Most contact centers record and archive calls. There are two reasons to record calls: training or oversight. When used for training, the recorded calls help teach new employees how to do their jobs. When used for oversight, the recorded calls ensure staff members are following the script and maintaining a professional tone. This way you can be sure your calls reflect your core values. Some administrators use call center recordings as part of a data management program or to further speech analysis research. Whatever the primary purpose, it is imperative that you and your staff apply appropriate standards to meet legal standards.
Rules & Regulations in the Call Center
Some states only require one party in a recorded conversation be notified that a digital record is being produced. Approximately one-quarter of the states in the US require both parties to have knowledge about recordings. Today, banks, credit card custom care centers and some healthcare organizations inform callers of call center recording policies immediately, or before they collect any personal information. The most important thing for managers to understand, is that ignorance is no excuse. Before implementing a call recording policy, find out who should be informed and the regulations regarding minimum security measures your firm must take to protect yourself and your employees.

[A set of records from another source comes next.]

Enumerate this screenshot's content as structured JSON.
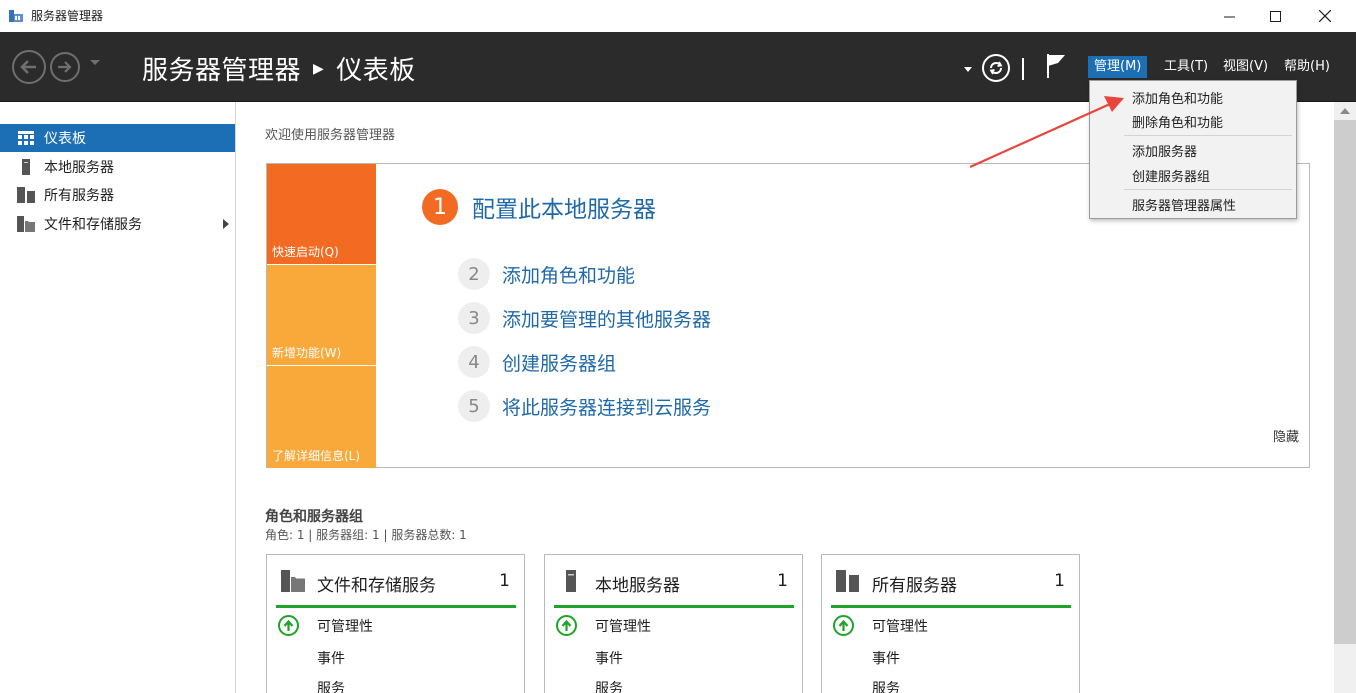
{
  "window": {
    "title": "服务器管理器"
  },
  "header": {
    "breadcrumb_root": "服务器管理器",
    "breadcrumb_current": "仪表板",
    "menus": [
      {
        "label": "管理(M)",
        "active": true
      },
      {
        "label": "工具(T)"
      },
      {
        "label": "视图(V)"
      },
      {
        "label": "帮助(H)"
      }
    ]
  },
  "manage_menu": {
    "items": [
      "添加角色和功能",
      "删除角色和功能",
      "添加服务器",
      "创建服务器组",
      "服务器管理器属性"
    ]
  },
  "sidebar": {
    "items": [
      {
        "label": "仪表板",
        "icon": "dashboard-icon",
        "selected": true
      },
      {
        "label": "本地服务器",
        "icon": "local-server-icon"
      },
      {
        "label": "所有服务器",
        "icon": "all-servers-icon"
      },
      {
        "label": "文件和存储服务",
        "icon": "file-storage-icon",
        "expandable": true
      }
    ]
  },
  "main": {
    "welcome_title": "欢迎使用服务器管理器",
    "tiles": [
      "快速启动(Q)",
      "新增功能(W)",
      "了解详细信息(L)"
    ],
    "steps": [
      {
        "num": "1",
        "label": "配置此本地服务器"
      },
      {
        "num": "2",
        "label": "添加角色和功能"
      },
      {
        "num": "3",
        "label": "添加要管理的其他服务器"
      },
      {
        "num": "4",
        "label": "创建服务器组"
      },
      {
        "num": "5",
        "label": "将此服务器连接到云服务"
      }
    ],
    "hide_label": "隐藏",
    "roles_title": "角色和服务器组",
    "roles_summary": "角色: 1 | 服务器组: 1 | 服务器总数: 1",
    "cards": [
      {
        "title": "文件和存储服务",
        "count": "1",
        "icon": "file-storage-icon",
        "rows": [
          "可管理性",
          "事件",
          "服务"
        ]
      },
      {
        "title": "本地服务器",
        "count": "1",
        "icon": "local-server-icon",
        "rows": [
          "可管理性",
          "事件",
          "服务"
        ]
      },
      {
        "title": "所有服务器",
        "count": "1",
        "icon": "all-servers-icon",
        "rows": [
          "可管理性",
          "事件",
          "服务"
        ]
      }
    ]
  },
  "colors": {
    "accent": "#1c6fb5",
    "header_bg": "#2b2b2b",
    "quick_start": "#f36b22",
    "tile_light": "#f9a83a",
    "status_green": "#1fa32a",
    "link": "#1f69a8",
    "annotation_arrow": "#e8453c"
  }
}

Call Center Recording: Benchmarking Standards
Every in-house training program should include written standards for all call agents. Benchmarking standards should describe and define what “privileged” information entails. Privileged information includes credit card numbers, social security numbers, addresses, and birth dates.
When you record all incoming and outgoing calls, why you record them isn’t the crucial question. What matters most is how you store the audio files and control access to archived records. If unauthorized personnel access audio or text files containing sensitive, personal information you expose yourself to legal challenges, even if the access was unintentional. Maximum security solutions include features such as dual-authentication login, date/time stamping, encrypted data storage and redaction capabilities that allow agents to pause record or delete sensitive information after the call.

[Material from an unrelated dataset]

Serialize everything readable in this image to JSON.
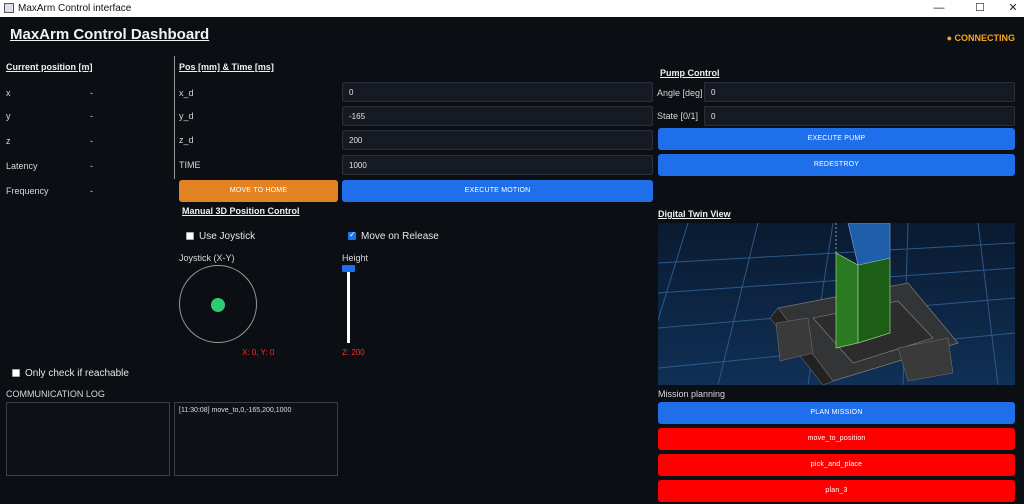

Applying Industry Standards
It’s vital for companies to delve into industry-specific standards while building their call center. Although PCI Data Security Standards (PCI DSS) cannot prevent all security risks, following the correct procedures can reduce expose for any company collecting credit card information over the telephone. Similarly, any organization that handles health information should make sure web-based storage solutions are Health Insurance Portability & Accountability Act (HIPAA) and Health Information Technology for Economic & Clinical Health Act (HITECH) compliant.
Designing a Call Center Recording Program
ATIS call center audio recording solutions are cost-effective and customizable to a wide variety of industries and environments. Call us today to discuss viable solutions that enhance customer service without compromising data security.